> ASSIGNMENT
Where the data below has the string "screenshot", return the whole line.

Items from an interface collection:

____

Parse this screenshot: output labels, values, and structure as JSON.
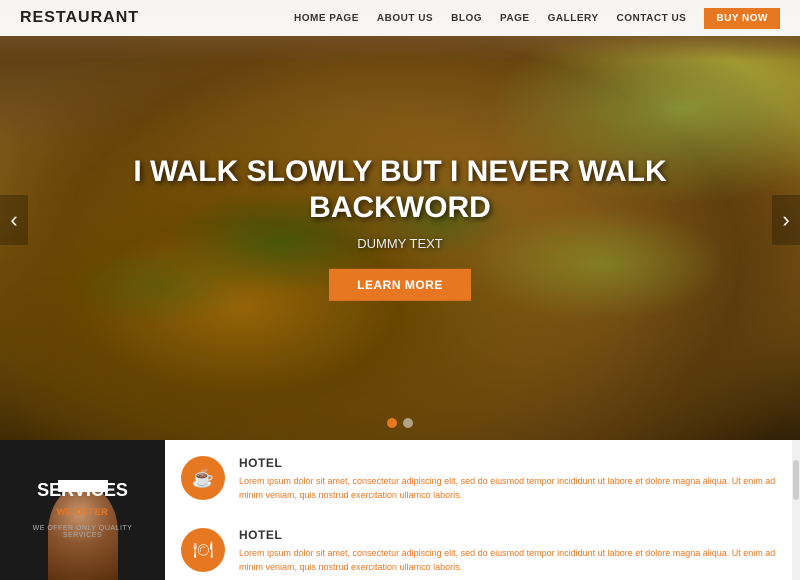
{
  "header": {
    "logo": "RESTAURANT",
    "nav": [
      {
        "label": "HOME PAGE",
        "id": "home"
      },
      {
        "label": "ABOUT US",
        "id": "about"
      },
      {
        "label": "BLOG",
        "id": "blog"
      },
      {
        "label": "PAGE",
        "id": "page"
      },
      {
        "label": "GALLERY",
        "id": "gallery"
      },
      {
        "label": "CONTACT US",
        "id": "contact"
      }
    ],
    "buy_now": "BUY NOW"
  },
  "hero": {
    "title": "I WALK SLOWLY BUT I NEVER WALK BACKWORD",
    "subtitle": "DUMMY TEXT",
    "cta_label": "Learn More",
    "dots": [
      {
        "active": true
      },
      {
        "active": false
      }
    ]
  },
  "arrows": {
    "left": "‹",
    "right": "›"
  },
  "services": {
    "panel_title": "SERVICES",
    "panel_subtitle": "WE OFFER",
    "panel_desc": "WE OFFER ONLY QUALITY SERVICES",
    "items": [
      {
        "icon": "☕",
        "title": "HOTEL",
        "text": "Lorem ipsum dolor sit amet, consectetur adipiscing elit, sed do eiusmod tempor incididunt ut labore et dolore magna aliqua. Ut enim ad minim veniam, quis nostrud exercitation ullamco laboris.",
        "icon_name": "coffee-cup-icon"
      },
      {
        "icon": "🍽",
        "title": "HOTEL",
        "text": "Lorem ipsum dolor sit amet, consectetur adipiscing elit, sed do eiusmod tempor incididunt ut labore et dolore magna aliqua. Ut enim ad minim veniam, quis nostrud exercitation ullamco laboris.",
        "icon_name": "fork-plate-icon"
      }
    ]
  }
}
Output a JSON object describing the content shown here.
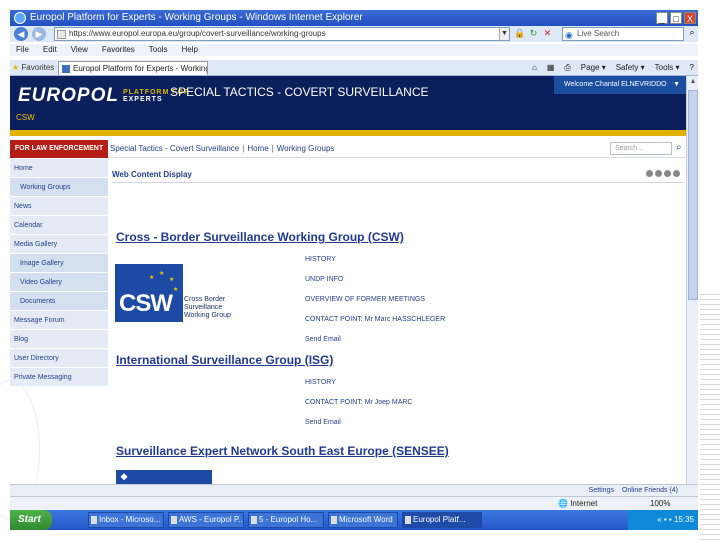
{
  "window": {
    "title": "Europol Platform for Experts - Working Groups - Windows Internet Explorer",
    "controls": [
      "_",
      "□",
      "X"
    ]
  },
  "browser": {
    "address": "https://www.europol.europa.eu/group/covert-surveillance/working-groups",
    "search_placeholder": "Live Search",
    "menu": [
      "File",
      "Edit",
      "View",
      "Favorites",
      "Tools",
      "Help"
    ],
    "favorites_label": "Favorites",
    "tab_label": "Europol Platform for Experts - Working Groups",
    "command_bar": [
      "Page ▾",
      "Safety ▾",
      "Tools ▾",
      "?"
    ]
  },
  "header": {
    "logo_main": "EUROPOL",
    "logo_sub_top": "PLATFORM FOR",
    "logo_sub_bottom": "EXPERTS",
    "site_title": "SPECIAL TACTICS - COVERT SURVEILLANCE",
    "welcome": "Welcome Chantal ELNEVRIDDO",
    "community": "CSW"
  },
  "subnav": {
    "le_button": "FOR LAW ENFORCEMENT",
    "crumbs": [
      "Special Tactics - Covert Surveillance",
      "Home",
      "Working Groups"
    ],
    "search_placeholder": "Search..."
  },
  "sidebar": {
    "items": [
      {
        "label": "Home",
        "sub": false
      },
      {
        "label": "Working Groups",
        "sub": true
      },
      {
        "label": "News",
        "sub": false
      },
      {
        "label": "Calendar",
        "sub": false
      },
      {
        "label": "Media Gallery",
        "sub": false
      },
      {
        "label": "Image Gallery",
        "sub": true
      },
      {
        "label": "Video Gallery",
        "sub": true
      },
      {
        "label": "Documents",
        "sub": true
      },
      {
        "label": "Message Forum",
        "sub": false
      },
      {
        "label": "Blog",
        "sub": false
      },
      {
        "label": "User Directory",
        "sub": false
      },
      {
        "label": "Private Messaging",
        "sub": false
      }
    ]
  },
  "main": {
    "portlet_title": "Web Content Display",
    "groups": [
      {
        "title": "Cross - Border Surveillance Working Group (CSW)",
        "links": [
          "HISTORY",
          "UNDP INFO",
          "OVERVIEW OF FORMER MEETINGS",
          "CONTACT POINT: Mr Marc HASSCHLEGER",
          "Send Email"
        ],
        "logo_text": "CSW",
        "caption": [
          "Cross Border",
          "Surveillance",
          "Working Group"
        ]
      },
      {
        "title": "International Surveillance Group (ISG)",
        "links": [
          "HISTORY",
          "CONTACT POINT: Mr Joep MARC",
          "Send Email"
        ]
      },
      {
        "title": "Surveillance Expert Network South East Europe (SENSEE)",
        "links": []
      }
    ]
  },
  "status": {
    "links": [
      "Settings",
      "Online Friends (4)"
    ],
    "zone": "Internet",
    "zoom": "100%"
  },
  "taskbar": {
    "start": "Start",
    "items": [
      "Inbox - Microso...",
      "AWS - Europol P...",
      "5 - Europol Ho...",
      "Microsoft Word",
      "Europol Platf..."
    ],
    "clock": "15:35"
  }
}
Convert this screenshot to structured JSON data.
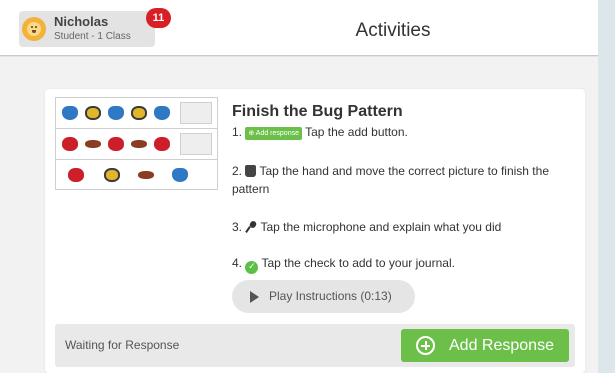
{
  "header": {
    "user_name": "Nicholas",
    "user_subtitle": "Student - 1 Class",
    "notification_count": "11",
    "page_title": "Activities"
  },
  "activity": {
    "title": "Finish the Bug Pattern",
    "steps": [
      {
        "num": "1.",
        "badge": "⊕ Add response",
        "text": "Tap the add button."
      },
      {
        "num": "2.",
        "text": "Tap the hand and move the correct picture to finish the pattern"
      },
      {
        "num": "3.",
        "text": "Tap the microphone and explain what you did"
      },
      {
        "num": "4.",
        "text": "Tap the check to add to your journal."
      }
    ],
    "play_label": "Play Instructions (0:13)",
    "pattern_rows": [
      [
        "butterfly",
        "bee",
        "butterfly",
        "bee",
        "butterfly",
        "blank"
      ],
      [
        "ladybug",
        "ant",
        "ladybug",
        "ant",
        "ladybug",
        "blank"
      ],
      [
        "ladybug",
        "bee",
        "ant",
        "butterfly"
      ]
    ]
  },
  "footer": {
    "status": "Waiting for Response",
    "add_label": "Add Response"
  },
  "colors": {
    "accent_green": "#6cc04a",
    "badge_red": "#d81f26",
    "frame_blue": "#dde7eb"
  }
}
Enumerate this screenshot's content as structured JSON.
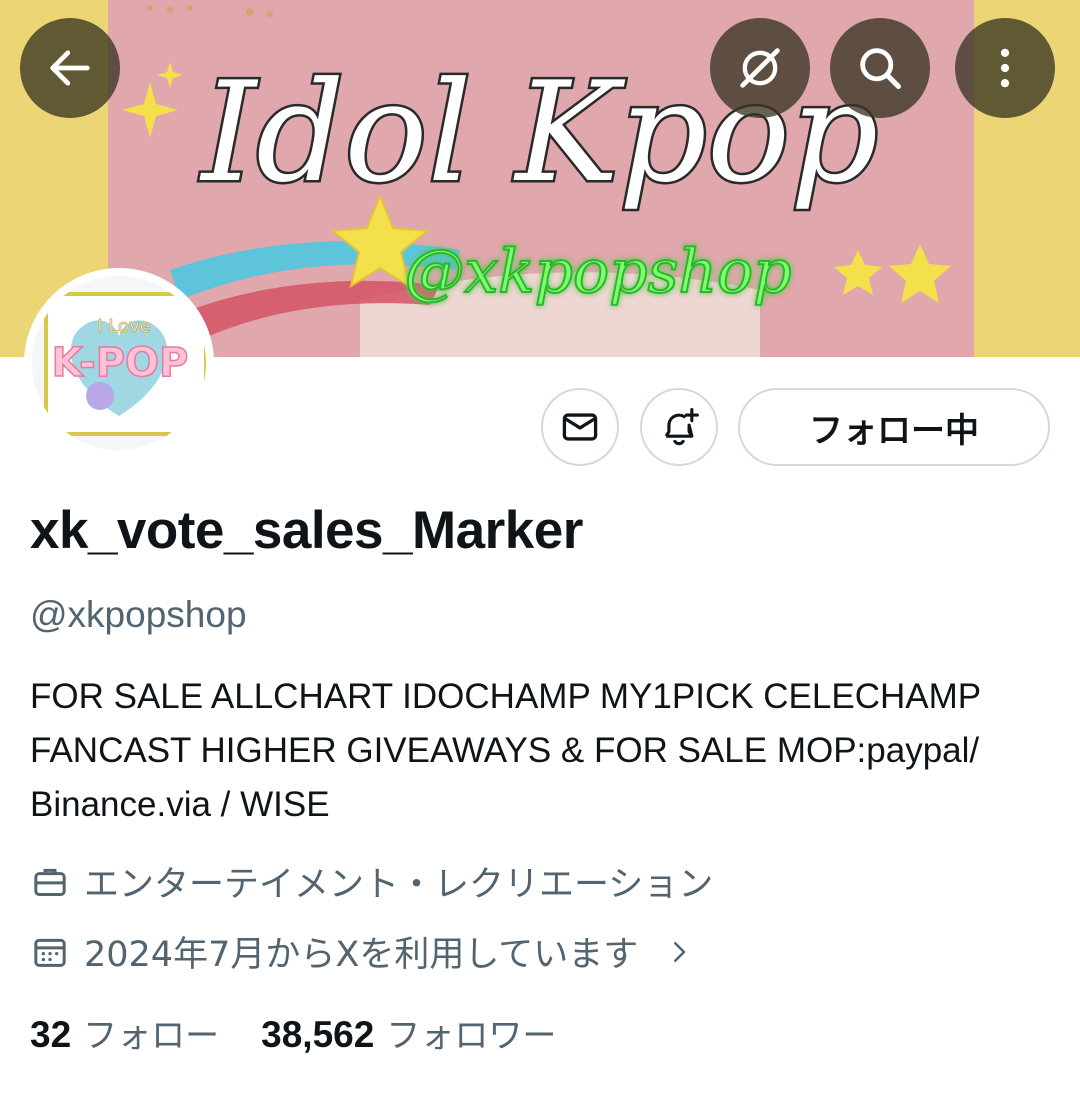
{
  "banner": {
    "title": "Idol Kpop",
    "handle_text": "@xkpopshop",
    "colors": {
      "border": "#ecd574",
      "panel": "#e0a8ac",
      "title_fill": "#ffffff",
      "handle_glow": "#5cf05c",
      "star": "#f4e04a"
    }
  },
  "header_buttons": {
    "back_icon": "arrow-left-icon",
    "grok_icon": "grok-icon",
    "search_icon": "search-icon",
    "more_icon": "more-vertical-icon"
  },
  "avatar": {
    "small_text": "I Love",
    "big_text": "K-POP"
  },
  "actions": {
    "message_icon": "envelope-icon",
    "notify_icon": "bell-plus-icon",
    "follow_state_label": "フォロー中"
  },
  "profile": {
    "display_name": "xk_vote_sales_Marker",
    "handle": "@xkpopshop",
    "bio": "FOR SALE ALLCHART IDOCHAMP MY1PICK CELECHAMP FANCAST HIGHER GIVEAWAYS & FOR SALE MOP:paypal/ Binance.via / WISE",
    "category": "エンターテイメント・レクリエーション",
    "joined": "2024年7月からXを利用しています"
  },
  "stats": {
    "following_count": "32",
    "following_label": "フォロー",
    "followers_count": "38,562",
    "followers_label": "フォロワー"
  },
  "colors": {
    "primary_text": "#0f1419",
    "secondary_text": "#536471",
    "border": "#cfd9de"
  }
}
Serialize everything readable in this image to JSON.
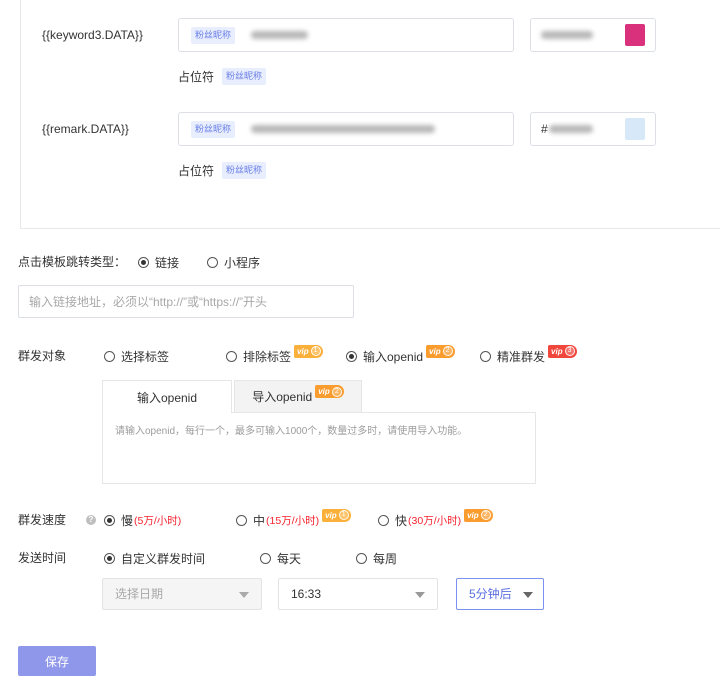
{
  "template_fields": [
    {
      "label": "{{keyword3.DATA}}",
      "value_tag": "粉丝昵称",
      "color_prefix": "",
      "swatch_color": "#d9317b",
      "placeholder_label": "占位符",
      "placeholder_tag": "粉丝昵称"
    },
    {
      "label": "{{remark.DATA}}",
      "value_tag": "粉丝昵称",
      "color_prefix": "#",
      "swatch_color": "#d7e8f8",
      "placeholder_label": "占位符",
      "placeholder_tag": "粉丝昵称"
    }
  ],
  "jump_type": {
    "label": "点击模板跳转类型：",
    "options": [
      {
        "label": "链接",
        "checked": true
      },
      {
        "label": "小程序",
        "checked": false
      }
    ],
    "url_input": {
      "value": "",
      "placeholder": "输入链接地址，必须以“http://”或“https://”开头"
    }
  },
  "audience": {
    "label": "群发对象",
    "options": [
      {
        "label": "选择标签",
        "checked": false
      },
      {
        "label": "排除标签",
        "checked": false,
        "badge": {
          "label": "vip",
          "level": "1",
          "color": "#fbb03b"
        }
      },
      {
        "label": "输入openid",
        "checked": true,
        "badge": {
          "label": "vip",
          "level": "2",
          "color": "#fa9c2e"
        }
      },
      {
        "label": "精准群发",
        "checked": false,
        "badge": {
          "label": "vip",
          "level": "3",
          "color": "#f0463c"
        }
      }
    ],
    "tabs": [
      {
        "label": "输入openid",
        "active": true
      },
      {
        "label": "导入openid",
        "active": false,
        "badge": {
          "label": "vip",
          "level": "2",
          "color": "#fa9c2e"
        }
      }
    ],
    "openid_textarea": {
      "value": "",
      "placeholder": "请输入openid，每行一个，最多可输入1000个，数量过多时，请使用导入功能。"
    }
  },
  "speed": {
    "label": "群发速度",
    "help_icon": "question-circle-icon",
    "options": [
      {
        "label": "慢",
        "rate": "(5万/小时)",
        "checked": true
      },
      {
        "label": "中",
        "rate": "(15万/小时)",
        "checked": false,
        "badge": {
          "label": "vip",
          "level": "1",
          "color": "#fbb03b"
        }
      },
      {
        "label": "快",
        "rate": "(30万/小时)",
        "checked": false,
        "badge": {
          "label": "vip",
          "level": "2",
          "color": "#fa9c2e"
        }
      }
    ]
  },
  "send_time": {
    "label": "发送时间",
    "options": [
      {
        "label": "自定义群发时间",
        "checked": true
      },
      {
        "label": "每天",
        "checked": false
      },
      {
        "label": "每周",
        "checked": false
      }
    ],
    "date_select": {
      "value": "",
      "placeholder": "选择日期"
    },
    "time_select": {
      "value": "16:33"
    },
    "delay_select": {
      "value": "5分钟后"
    }
  },
  "save_label": "保存",
  "colors": {
    "accent": "#5b6fe0",
    "button": "#8e97ea",
    "rate_text": "#f5222d",
    "tag_text": "#6b80e6",
    "tag_bg": "#e8eefe"
  }
}
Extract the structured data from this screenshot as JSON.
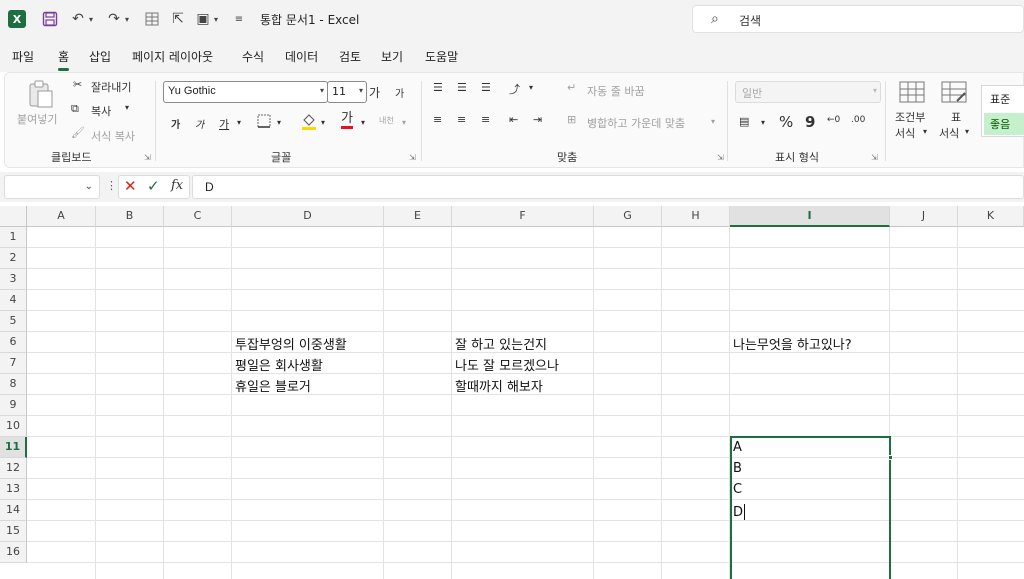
{
  "titlebar": {
    "app_icon": "excel-logo-icon",
    "app_letter": "X",
    "doc_title": "통합 문서1  -  Excel",
    "search_label": "검색"
  },
  "tabs": [
    "파일",
    "홈",
    "삽입",
    "페이지 레이아웃",
    "수식",
    "데이터",
    "검토",
    "보기",
    "도움말"
  ],
  "active_tab": "홈",
  "ribbon": {
    "clipboard": {
      "paste": "붙여넣기",
      "cut": "잘라내기",
      "copy": "복사",
      "format_painter": "서식 복사",
      "label": "클립보드"
    },
    "font": {
      "family": "Yu Gothic",
      "size": "11",
      "grow": "가",
      "shrink": "가",
      "bold": "가",
      "italic": "가",
      "underline": "가",
      "font_color": "가",
      "phonetic": "내천",
      "label": "글꼴",
      "font_color_hex": "#e81123",
      "fill_color_hex": "#ffd800"
    },
    "alignment": {
      "wrap": "자동 줄 바꿈",
      "merge": "병합하고 가운데 맞춤",
      "label": "맞춤"
    },
    "number": {
      "format": "일반",
      "percent": "%",
      "comma": "9",
      "label": "표시 형식"
    },
    "styles": {
      "conditional_1": "조건부",
      "conditional_2": "서식",
      "table_1": "표",
      "table_2": "서식",
      "normal": "표준",
      "good": "좋음"
    }
  },
  "formula_bar": {
    "name_box": "",
    "content": "D"
  },
  "columns": [
    "A",
    "B",
    "C",
    "D",
    "E",
    "F",
    "G",
    "H",
    "I",
    "J",
    "K"
  ],
  "selected_column": "I",
  "rows": [
    "1",
    "2",
    "3",
    "4",
    "5",
    "6",
    "7",
    "8",
    "9",
    "10",
    "11",
    "12",
    "13",
    "14",
    "15",
    "16"
  ],
  "selected_row": "11",
  "cells": {
    "D6": "투잡부엉의 이중생활",
    "D7": "평일은 회사생활",
    "D8": "휴일은 블로거",
    "F6": "잘 하고 있는건지",
    "F7": "나도 잘 모르겠으나",
    "F8": "할때까지 해보자",
    "I6": "나는무엇을 하고있나?",
    "I11": "A",
    "I12": "B",
    "I13": "C",
    "I14": "D"
  },
  "colors": {
    "accent": "#1d6f42",
    "chrome": "#f3f3f3",
    "gridline": "#e3e3e3"
  }
}
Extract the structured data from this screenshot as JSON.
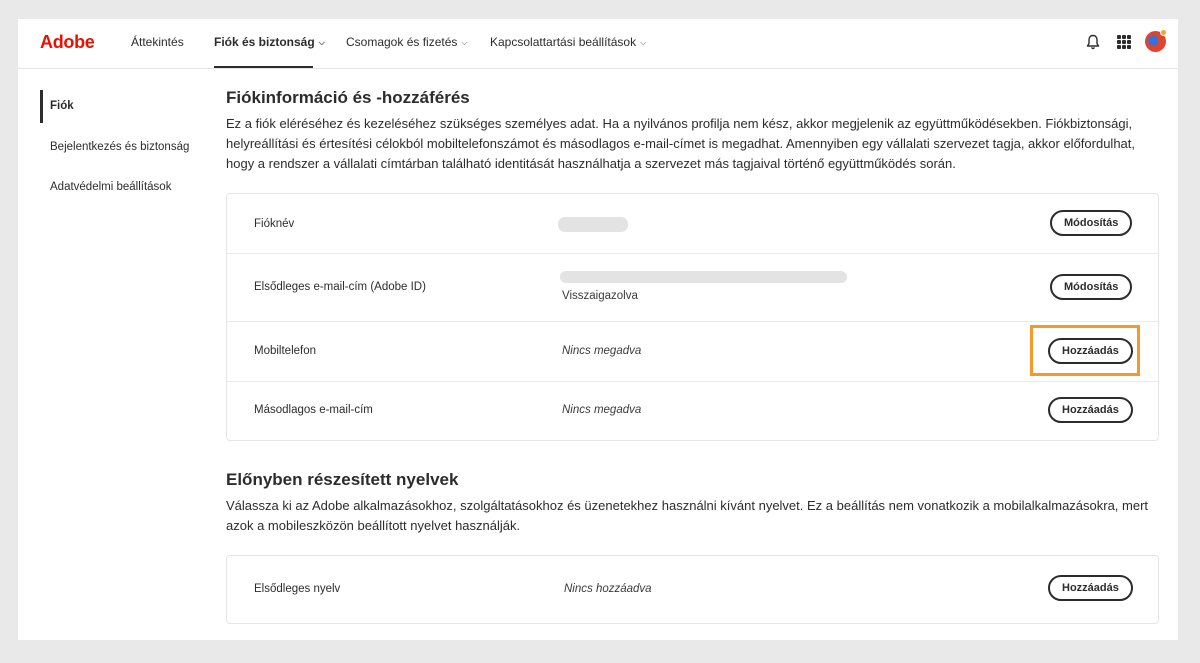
{
  "topnav": {
    "logo": "Adobe",
    "items": [
      {
        "label": "Áttekintés"
      },
      {
        "label": "Fiók és biztonság"
      },
      {
        "label": "Csomagok és fizetés"
      },
      {
        "label": "Kapcsolattartási beállítások"
      }
    ]
  },
  "sidebar": {
    "items": [
      {
        "label": "Fiók"
      },
      {
        "label": "Bejelentkezés és biztonság"
      },
      {
        "label": "Adatvédelmi beállítások"
      }
    ]
  },
  "account": {
    "title": "Fiókinformáció és -hozzáférés",
    "description": "Ez a fiók eléréséhez és kezeléséhez szükséges személyes adat. Ha a nyilvános profilja nem kész, akkor megjelenik az együttműködésekben. Fiókbiztonsági, helyreállítási és értesítési célokból mobiltelefonszámot és másodlagos e-mail-címet is megadhat. Amennyiben egy vállalati szervezet tagja, akkor előfordulhat, hogy a rendszer a vállalati címtárban található identitását használhatja a szervezet más tagjaival történő együttműködés során.",
    "rows": [
      {
        "label": "Fióknév",
        "button": "Módosítás"
      },
      {
        "label": "Elsődleges e-mail-cím (Adobe ID)",
        "status": "Visszaigazolva",
        "button": "Módosítás"
      },
      {
        "label": "Mobiltelefon",
        "value": "Nincs megadva",
        "button": "Hozzáadás"
      },
      {
        "label": "Másodlagos e-mail-cím",
        "value": "Nincs megadva",
        "button": "Hozzáadás"
      }
    ]
  },
  "languages": {
    "title": "Előnyben részesített nyelvek",
    "description": "Válassza ki az Adobe alkalmazásokhoz, szolgáltatásokhoz és üzenetekhez használni kívánt nyelvet. Ez a beállítás nem vonatkozik a mobilalkalmazásokra, mert azok a mobileszközön beállított nyelvet használják.",
    "rows": [
      {
        "label": "Elsődleges nyelv",
        "value": "Nincs hozzáadva",
        "button": "Hozzáadás"
      }
    ]
  },
  "colors": {
    "brand": "#eb1000",
    "highlight": "#f29b2b"
  }
}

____

> RESPONSE FOR THIS EXERCISE
Parse this screenshot: output labels, values, and structure as JSON.
Convert this screenshot to structured JSON data.
Enumerate this screenshot's content as structured JSON.
Extract the structured data from this screenshot as JSON.
Extract the structured data from this screenshot as JSON.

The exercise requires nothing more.